--- Records for processing ---

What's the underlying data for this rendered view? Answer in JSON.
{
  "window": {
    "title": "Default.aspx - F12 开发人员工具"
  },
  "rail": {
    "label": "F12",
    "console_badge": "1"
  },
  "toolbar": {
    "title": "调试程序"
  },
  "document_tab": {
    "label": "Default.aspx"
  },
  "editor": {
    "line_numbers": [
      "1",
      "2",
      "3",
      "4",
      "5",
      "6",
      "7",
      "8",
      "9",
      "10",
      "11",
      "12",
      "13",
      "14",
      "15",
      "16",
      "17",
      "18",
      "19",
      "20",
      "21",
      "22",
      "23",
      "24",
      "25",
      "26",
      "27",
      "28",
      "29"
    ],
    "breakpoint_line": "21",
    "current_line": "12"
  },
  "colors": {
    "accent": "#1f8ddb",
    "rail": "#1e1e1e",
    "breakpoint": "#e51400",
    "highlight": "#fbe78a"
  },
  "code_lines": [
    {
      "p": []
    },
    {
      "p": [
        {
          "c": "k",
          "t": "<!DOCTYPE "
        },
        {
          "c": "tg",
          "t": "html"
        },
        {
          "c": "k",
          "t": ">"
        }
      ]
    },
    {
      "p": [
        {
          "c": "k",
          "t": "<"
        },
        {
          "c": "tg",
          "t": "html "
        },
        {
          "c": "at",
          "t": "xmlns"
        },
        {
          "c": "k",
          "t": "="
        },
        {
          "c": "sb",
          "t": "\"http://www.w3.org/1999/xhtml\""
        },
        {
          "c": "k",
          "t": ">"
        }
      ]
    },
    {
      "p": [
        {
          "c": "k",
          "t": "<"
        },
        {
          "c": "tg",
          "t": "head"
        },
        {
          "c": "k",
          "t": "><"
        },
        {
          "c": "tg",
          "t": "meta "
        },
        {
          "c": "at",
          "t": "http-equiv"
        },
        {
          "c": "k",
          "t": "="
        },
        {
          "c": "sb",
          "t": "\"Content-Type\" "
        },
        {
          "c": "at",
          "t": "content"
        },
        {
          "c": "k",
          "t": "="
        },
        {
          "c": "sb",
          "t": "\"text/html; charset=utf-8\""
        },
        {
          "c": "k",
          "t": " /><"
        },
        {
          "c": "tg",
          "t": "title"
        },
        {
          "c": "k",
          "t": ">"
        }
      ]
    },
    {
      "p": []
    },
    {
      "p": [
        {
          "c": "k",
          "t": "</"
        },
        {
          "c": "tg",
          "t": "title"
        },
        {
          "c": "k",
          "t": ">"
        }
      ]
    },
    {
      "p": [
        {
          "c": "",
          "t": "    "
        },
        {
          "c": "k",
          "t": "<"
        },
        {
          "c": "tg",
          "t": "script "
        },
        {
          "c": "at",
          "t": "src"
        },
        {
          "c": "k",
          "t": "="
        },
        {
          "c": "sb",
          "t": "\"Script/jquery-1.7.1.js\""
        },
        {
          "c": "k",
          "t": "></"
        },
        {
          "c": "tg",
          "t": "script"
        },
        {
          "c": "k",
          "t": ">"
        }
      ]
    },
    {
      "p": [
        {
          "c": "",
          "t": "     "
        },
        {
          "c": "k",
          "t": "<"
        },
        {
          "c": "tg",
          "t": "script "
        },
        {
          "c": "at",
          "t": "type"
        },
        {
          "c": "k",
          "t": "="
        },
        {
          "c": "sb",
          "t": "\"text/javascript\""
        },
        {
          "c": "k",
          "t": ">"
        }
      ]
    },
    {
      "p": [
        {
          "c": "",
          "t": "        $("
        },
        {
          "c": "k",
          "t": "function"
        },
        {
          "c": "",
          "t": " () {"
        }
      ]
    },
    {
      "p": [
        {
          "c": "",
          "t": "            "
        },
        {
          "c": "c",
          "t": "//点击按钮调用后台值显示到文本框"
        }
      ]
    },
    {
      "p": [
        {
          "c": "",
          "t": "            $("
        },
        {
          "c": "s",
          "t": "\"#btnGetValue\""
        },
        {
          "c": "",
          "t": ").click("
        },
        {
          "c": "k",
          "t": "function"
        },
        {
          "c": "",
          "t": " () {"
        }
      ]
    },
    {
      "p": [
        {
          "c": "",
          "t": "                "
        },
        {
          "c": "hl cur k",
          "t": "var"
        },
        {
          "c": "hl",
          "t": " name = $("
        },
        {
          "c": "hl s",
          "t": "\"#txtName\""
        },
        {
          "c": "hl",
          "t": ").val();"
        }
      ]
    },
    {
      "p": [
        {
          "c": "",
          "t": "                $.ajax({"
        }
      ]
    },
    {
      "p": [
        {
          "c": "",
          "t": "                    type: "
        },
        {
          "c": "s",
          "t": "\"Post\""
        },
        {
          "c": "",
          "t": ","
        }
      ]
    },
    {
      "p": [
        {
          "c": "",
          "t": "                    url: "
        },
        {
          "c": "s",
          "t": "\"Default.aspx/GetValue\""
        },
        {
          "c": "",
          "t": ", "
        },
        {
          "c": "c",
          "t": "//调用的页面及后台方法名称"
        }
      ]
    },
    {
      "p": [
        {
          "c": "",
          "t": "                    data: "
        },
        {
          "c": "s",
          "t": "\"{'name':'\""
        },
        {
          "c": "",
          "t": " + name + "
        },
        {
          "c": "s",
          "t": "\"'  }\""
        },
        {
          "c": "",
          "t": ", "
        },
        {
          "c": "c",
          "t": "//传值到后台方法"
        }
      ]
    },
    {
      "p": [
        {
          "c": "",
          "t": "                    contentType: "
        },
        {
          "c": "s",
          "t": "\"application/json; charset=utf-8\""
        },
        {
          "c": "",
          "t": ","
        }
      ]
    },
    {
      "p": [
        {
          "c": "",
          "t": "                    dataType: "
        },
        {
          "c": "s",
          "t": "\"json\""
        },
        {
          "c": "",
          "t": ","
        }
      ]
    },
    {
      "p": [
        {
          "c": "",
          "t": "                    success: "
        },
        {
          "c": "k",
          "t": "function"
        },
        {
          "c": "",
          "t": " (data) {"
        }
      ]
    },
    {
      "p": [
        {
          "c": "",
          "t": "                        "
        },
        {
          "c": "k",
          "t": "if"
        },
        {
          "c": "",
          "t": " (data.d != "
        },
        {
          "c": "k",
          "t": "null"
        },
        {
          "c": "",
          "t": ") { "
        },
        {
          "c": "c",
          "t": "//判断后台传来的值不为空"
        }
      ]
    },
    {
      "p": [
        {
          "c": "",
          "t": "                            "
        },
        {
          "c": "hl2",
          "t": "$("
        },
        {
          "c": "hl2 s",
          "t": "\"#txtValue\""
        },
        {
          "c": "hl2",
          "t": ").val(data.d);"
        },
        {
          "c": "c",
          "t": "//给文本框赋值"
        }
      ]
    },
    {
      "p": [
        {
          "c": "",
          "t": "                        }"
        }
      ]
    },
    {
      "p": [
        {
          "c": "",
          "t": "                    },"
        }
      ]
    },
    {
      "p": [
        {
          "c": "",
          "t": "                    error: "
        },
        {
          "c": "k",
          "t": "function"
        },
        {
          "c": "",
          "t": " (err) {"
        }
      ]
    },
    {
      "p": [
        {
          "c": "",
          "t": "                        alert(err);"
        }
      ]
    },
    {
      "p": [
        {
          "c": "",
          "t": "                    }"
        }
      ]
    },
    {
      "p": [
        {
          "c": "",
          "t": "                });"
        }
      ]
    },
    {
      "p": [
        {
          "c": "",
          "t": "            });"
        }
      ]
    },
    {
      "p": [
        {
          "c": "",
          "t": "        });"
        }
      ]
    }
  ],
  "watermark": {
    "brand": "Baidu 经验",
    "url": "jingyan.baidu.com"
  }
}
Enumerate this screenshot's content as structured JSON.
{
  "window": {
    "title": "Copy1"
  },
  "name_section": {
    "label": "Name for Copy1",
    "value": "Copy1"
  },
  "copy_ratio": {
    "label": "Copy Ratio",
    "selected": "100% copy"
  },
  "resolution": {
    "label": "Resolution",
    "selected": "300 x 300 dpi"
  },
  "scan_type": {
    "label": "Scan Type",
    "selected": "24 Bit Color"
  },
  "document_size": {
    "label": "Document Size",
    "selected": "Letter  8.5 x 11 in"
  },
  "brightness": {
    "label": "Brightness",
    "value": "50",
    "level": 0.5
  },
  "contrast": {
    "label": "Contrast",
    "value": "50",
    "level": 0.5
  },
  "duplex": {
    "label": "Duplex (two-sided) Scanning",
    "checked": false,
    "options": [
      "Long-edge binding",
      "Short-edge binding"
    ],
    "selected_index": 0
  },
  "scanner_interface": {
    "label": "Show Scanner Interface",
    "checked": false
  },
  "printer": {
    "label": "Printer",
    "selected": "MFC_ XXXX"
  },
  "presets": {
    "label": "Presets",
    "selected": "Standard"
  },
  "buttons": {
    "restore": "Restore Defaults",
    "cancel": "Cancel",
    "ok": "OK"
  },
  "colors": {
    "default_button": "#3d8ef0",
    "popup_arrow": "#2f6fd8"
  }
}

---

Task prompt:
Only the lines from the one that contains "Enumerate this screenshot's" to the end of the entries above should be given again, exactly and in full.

Response below:
Enumerate this screenshot's content as structured JSON.
{
  "window": {
    "title": "Copy1"
  },
  "name_section": {
    "label": "Name for Copy1",
    "value": "Copy1"
  },
  "copy_ratio": {
    "label": "Copy Ratio",
    "selected": "100% copy"
  },
  "resolution": {
    "label": "Resolution",
    "selected": "300 x 300 dpi"
  },
  "scan_type": {
    "label": "Scan Type",
    "selected": "24 Bit Color"
  },
  "document_size": {
    "label": "Document Size",
    "selected": "Letter  8.5 x 11 in"
  },
  "brightness": {
    "label": "Brightness",
    "value": "50",
    "level": 0.5
  },
  "contrast": {
    "label": "Contrast",
    "value": "50",
    "level": 0.5
  },
  "duplex": {
    "label": "Duplex (two-sided) Scanning",
    "checked": false,
    "options": [
      "Long-edge binding",
      "Short-edge binding"
    ],
    "selected_index": 0
  },
  "scanner_interface": {
    "label": "Show Scanner Interface",
    "checked": false
  },
  "printer": {
    "label": "Printer",
    "selected": "MFC_ XXXX"
  },
  "presets": {
    "label": "Presets",
    "selected": "Standard"
  },
  "buttons": {
    "restore": "Restore Defaults",
    "cancel": "Cancel",
    "ok": "OK"
  },
  "colors": {
    "default_button": "#3d8ef0",
    "popup_arrow": "#2f6fd8"
  }
}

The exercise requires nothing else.